The report says by making it technologically more difficult to execute attacks, we give IT defenders a wider window to prevent the attack running through the network, minimising damage (5).

However, Cofense's Bartolomie says when it comes to humans, and threatening e-mails do slip through the cracks, attackers seem to target lower-ranking employees with mock demands, perhaps in the form of a message supposedly from a senior business executive. This method has proven very successful.

"Executives are also major targets in and of themselves in that they might have more in-depth access than other employees."

Another contributor to the report, Matthew Verhout, vice-chairperson of the Email Experience Council, says that are four ways to fight phishing and they are as follows (6):

1. Get educated. Consider investing in phishing awareness training for employees.
2. Improve business processes. When dealing with large monetary transfers, build a secondary verification into the process.
3. Invest in solid technology. A good anti-spam product is the first line of defence and will help catch many fraudulent emails before they reach the inbox.
4. Craft a response plan. Mistakes happen. Knowing a plan is in place in the event of a successful phishing attempt will rally an organised approach to minimising the attacker's access.

"It is a shared statement throughout the paper: the best defence is making employees see the benefits of joining the company's protection efforts," says Jacobsz. "Transparency and ongoing communication and education can help. Another idea would be to publicly acknowledge employees who have spotted suspicious messages and share examples of what these attacks look like via the company newsletter, so people know what types of communication to avoid."

"As Bartolomie says in the report, and I paraphrase, the mice might keep evolving and companies can get better at not leaving cheese out, but we must all keep working on better traps," he concludes.

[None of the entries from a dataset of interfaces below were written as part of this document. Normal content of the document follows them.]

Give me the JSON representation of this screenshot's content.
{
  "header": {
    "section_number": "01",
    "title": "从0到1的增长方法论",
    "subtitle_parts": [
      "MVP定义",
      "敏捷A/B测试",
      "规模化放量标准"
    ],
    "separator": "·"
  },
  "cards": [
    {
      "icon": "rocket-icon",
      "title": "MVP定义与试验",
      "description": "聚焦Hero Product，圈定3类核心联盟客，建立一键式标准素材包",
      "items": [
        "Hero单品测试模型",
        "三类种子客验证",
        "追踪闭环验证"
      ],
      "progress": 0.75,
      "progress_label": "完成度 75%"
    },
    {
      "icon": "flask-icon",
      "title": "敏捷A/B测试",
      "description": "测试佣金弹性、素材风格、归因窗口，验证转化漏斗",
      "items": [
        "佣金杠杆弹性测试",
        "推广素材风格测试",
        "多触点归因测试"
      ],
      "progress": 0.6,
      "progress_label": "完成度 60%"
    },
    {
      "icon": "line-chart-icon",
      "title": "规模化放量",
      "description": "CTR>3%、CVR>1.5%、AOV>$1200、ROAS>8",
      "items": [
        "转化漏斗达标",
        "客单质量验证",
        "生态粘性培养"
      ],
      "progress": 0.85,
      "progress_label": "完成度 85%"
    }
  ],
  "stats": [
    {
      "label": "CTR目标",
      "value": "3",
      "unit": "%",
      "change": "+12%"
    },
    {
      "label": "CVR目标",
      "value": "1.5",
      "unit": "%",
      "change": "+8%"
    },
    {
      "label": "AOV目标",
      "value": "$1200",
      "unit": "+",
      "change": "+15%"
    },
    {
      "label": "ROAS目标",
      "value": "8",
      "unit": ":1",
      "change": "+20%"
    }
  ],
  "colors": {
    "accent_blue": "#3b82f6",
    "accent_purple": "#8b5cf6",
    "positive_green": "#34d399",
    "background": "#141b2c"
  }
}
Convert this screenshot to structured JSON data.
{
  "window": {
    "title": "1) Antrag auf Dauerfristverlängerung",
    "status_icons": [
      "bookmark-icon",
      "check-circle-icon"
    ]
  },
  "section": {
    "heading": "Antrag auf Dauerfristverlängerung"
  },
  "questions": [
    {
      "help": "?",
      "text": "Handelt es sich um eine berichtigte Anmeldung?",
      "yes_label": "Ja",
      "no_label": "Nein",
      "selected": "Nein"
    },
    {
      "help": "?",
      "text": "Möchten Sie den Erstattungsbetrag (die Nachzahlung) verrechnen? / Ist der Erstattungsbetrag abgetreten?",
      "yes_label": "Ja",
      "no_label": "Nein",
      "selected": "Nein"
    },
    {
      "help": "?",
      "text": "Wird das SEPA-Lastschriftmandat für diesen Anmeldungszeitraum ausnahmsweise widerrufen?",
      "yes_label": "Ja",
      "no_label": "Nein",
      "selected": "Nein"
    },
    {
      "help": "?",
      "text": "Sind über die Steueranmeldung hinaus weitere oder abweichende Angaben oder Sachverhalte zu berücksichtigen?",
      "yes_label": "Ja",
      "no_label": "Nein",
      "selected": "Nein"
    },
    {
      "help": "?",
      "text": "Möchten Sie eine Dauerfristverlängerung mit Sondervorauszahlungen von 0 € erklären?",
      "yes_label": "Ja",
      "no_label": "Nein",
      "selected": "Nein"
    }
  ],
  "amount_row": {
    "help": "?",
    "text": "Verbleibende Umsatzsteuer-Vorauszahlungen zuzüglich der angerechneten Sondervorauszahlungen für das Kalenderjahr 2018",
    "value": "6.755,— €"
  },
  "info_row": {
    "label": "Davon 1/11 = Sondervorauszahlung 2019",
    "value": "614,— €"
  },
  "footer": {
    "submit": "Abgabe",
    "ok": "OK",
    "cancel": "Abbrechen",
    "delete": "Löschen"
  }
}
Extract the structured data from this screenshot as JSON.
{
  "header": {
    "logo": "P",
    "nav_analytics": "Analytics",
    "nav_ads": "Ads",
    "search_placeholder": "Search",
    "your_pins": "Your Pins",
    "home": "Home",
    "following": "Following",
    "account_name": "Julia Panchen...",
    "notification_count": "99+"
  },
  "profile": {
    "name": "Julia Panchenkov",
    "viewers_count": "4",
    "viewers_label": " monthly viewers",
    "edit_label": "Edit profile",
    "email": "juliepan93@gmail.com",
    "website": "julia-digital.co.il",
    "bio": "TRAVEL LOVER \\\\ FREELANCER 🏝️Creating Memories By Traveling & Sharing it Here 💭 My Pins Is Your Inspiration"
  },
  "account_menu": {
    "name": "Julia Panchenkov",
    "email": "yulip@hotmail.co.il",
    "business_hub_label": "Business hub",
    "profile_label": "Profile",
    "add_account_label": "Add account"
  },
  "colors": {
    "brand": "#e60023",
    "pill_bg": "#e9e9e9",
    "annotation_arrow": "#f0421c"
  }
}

To learn more about Cofense's phishing incident solutions, please visit: https://networksunlimited.africa/products/security/cofense

1 https://cofense.com/whitepaper/phishing-think-like-cybercrook/ (published by SC Magazine)
2 Cofense all rights reserved
3 SC Magazine all rights reserved
4 SC Magazine all rights reserved
5 SC Magazine all rights reserved
6 SC Magazine all rights reserved

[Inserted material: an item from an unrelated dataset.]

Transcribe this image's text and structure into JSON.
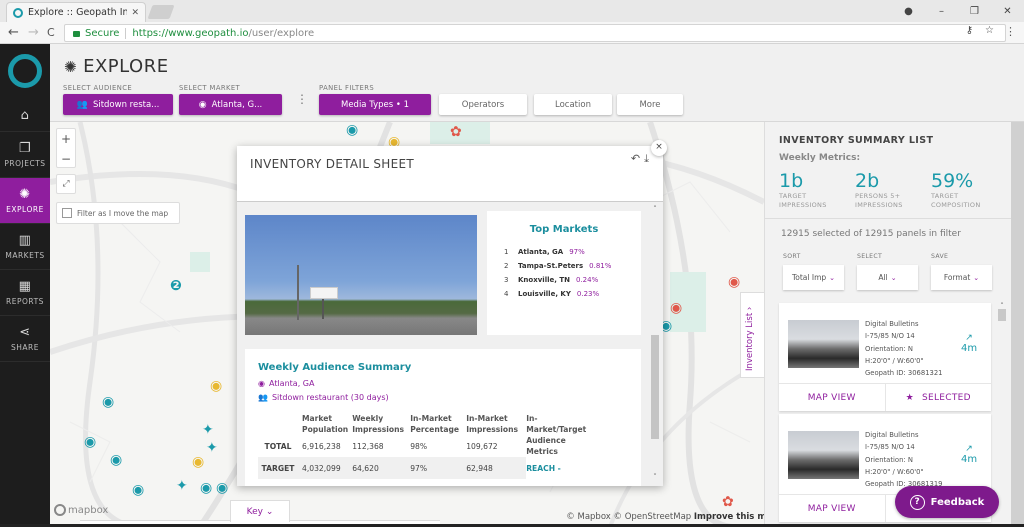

Cofense

Cofense, formerly PhishMe, is the leading provider of intelligent phishing defence solutions worldwide. Cofense delivers a collaborative approach to cyber security by enabling organisation-wide engagement regarding active email threats. Our collective defence suite combines timely attack intelligence, sourced from employees with best-in-class incident response technologies, to stop attacks faster and stay ahead of breaches.

Cofense customers include Global 1000 organisations in defence, energy, financial services, healthcare and manufacturing sectors that understand how changing user behaviour will improve security, aid incident response and reduce the risk of compromise. To learn more, visit https://cofense.com/.

Networks Unlimited Africa

Networks Unlimited Africa is a value-added distributor, offering the best and latest solutions within the converged technology, data centre, networking and security landscapes. The company distributes best-of-breed products, including Attivo Networks, Cofense, Carbon Black, Fortinet, F5, Hypergrid, Mellanox Technologies, NETSCOUT, NETSCOUT ARBOR, ProLabs, RSA, Rubrik, SevOne, Silver Peak, Thales and Uplogix.

The product portfolio provides solutions from the edge to the data centre, and addresses key areas such as cloud networking and integration, WAN optimisation, application performance management, application delivery networking, WiFi, mobile and networking security, load balancing, data centre in a box, and storage for virtual machines.

Since its formation in 1994, Networks Unlimited Africa has continually adapted to today's progressively competitive and evolving marketplace, and has reaped the benefits by being a leading value-added distributor (VAD) within the sub-Saharan Africa market.

Editorial contacts
icomm Vivienne Fouche (+27) 082 602 1635 vivienne@pr.co.za
Networks Unlimited David Wilson (+27) 011 202 8400 david.wilson@nu.co.za